START PROVIDED RECORDS
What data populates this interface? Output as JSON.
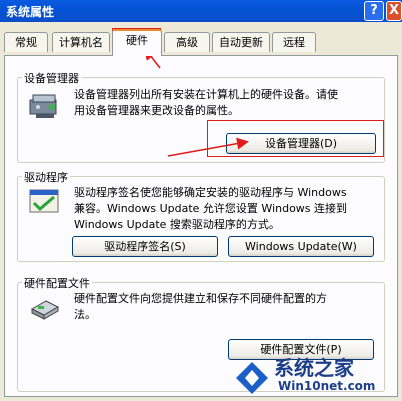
{
  "window": {
    "title": "系统属性",
    "help_label": "?",
    "close_label": "X"
  },
  "tabs": [
    {
      "label": "常规"
    },
    {
      "label": "计算机名"
    },
    {
      "label": "硬件",
      "active": true
    },
    {
      "label": "高级"
    },
    {
      "label": "自动更新"
    },
    {
      "label": "远程"
    }
  ],
  "device_manager": {
    "title": "设备管理器",
    "description_line1": "设备管理器列出所有安装在计算机上的硬件设备。请使",
    "description_line2": "用设备管理器来更改设备的属性。",
    "button_label": "设备管理器(D)"
  },
  "drivers": {
    "title": "驱动程序",
    "description_line1": "驱动程序签名使您能够确定安装的驱动程序与 Windows",
    "description_line2": "兼容。Windows Update 允许您设置 Windows 连接到",
    "description_line3": "Windows Update 搜索驱动程序的方式。",
    "signing_button_label": "驱动程序签名(S)",
    "update_button_label": "Windows Update(W)"
  },
  "hardware_profiles": {
    "title": "硬件配置文件",
    "description_line1": "硬件配置文件向您提供建立和保存不同硬件配置的方",
    "description_line2": "法。",
    "button_label": "硬件配置文件(P)"
  },
  "watermark": {
    "site_name": "系统之家",
    "url": "Win10net.com"
  },
  "colors": {
    "title_bar": "#0553d6",
    "annotation": "#e01b1b",
    "tab_highlight": "#e68b2c"
  }
}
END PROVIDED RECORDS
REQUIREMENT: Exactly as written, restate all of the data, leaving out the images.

RESPONSE FOR THIS EXERCISE:
What data populates this interface? Output as JSON.
{
  "window": {
    "title": "系统属性",
    "help_label": "?",
    "close_label": "X"
  },
  "tabs": [
    {
      "label": "常规"
    },
    {
      "label": "计算机名"
    },
    {
      "label": "硬件",
      "active": true
    },
    {
      "label": "高级"
    },
    {
      "label": "自动更新"
    },
    {
      "label": "远程"
    }
  ],
  "device_manager": {
    "title": "设备管理器",
    "description_line1": "设备管理器列出所有安装在计算机上的硬件设备。请使",
    "description_line2": "用设备管理器来更改设备的属性。",
    "button_label": "设备管理器(D)"
  },
  "drivers": {
    "title": "驱动程序",
    "description_line1": "驱动程序签名使您能够确定安装的驱动程序与 Windows",
    "description_line2": "兼容。Windows Update 允许您设置 Windows 连接到",
    "description_line3": "Windows Update 搜索驱动程序的方式。",
    "signing_button_label": "驱动程序签名(S)",
    "update_button_label": "Windows Update(W)"
  },
  "hardware_profiles": {
    "title": "硬件配置文件",
    "description_line1": "硬件配置文件向您提供建立和保存不同硬件配置的方",
    "description_line2": "法。",
    "button_label": "硬件配置文件(P)"
  },
  "watermark": {
    "site_name": "系统之家",
    "url": "Win10net.com"
  },
  "colors": {
    "title_bar": "#0553d6",
    "annotation": "#e01b1b",
    "tab_highlight": "#e68b2c"
  }
}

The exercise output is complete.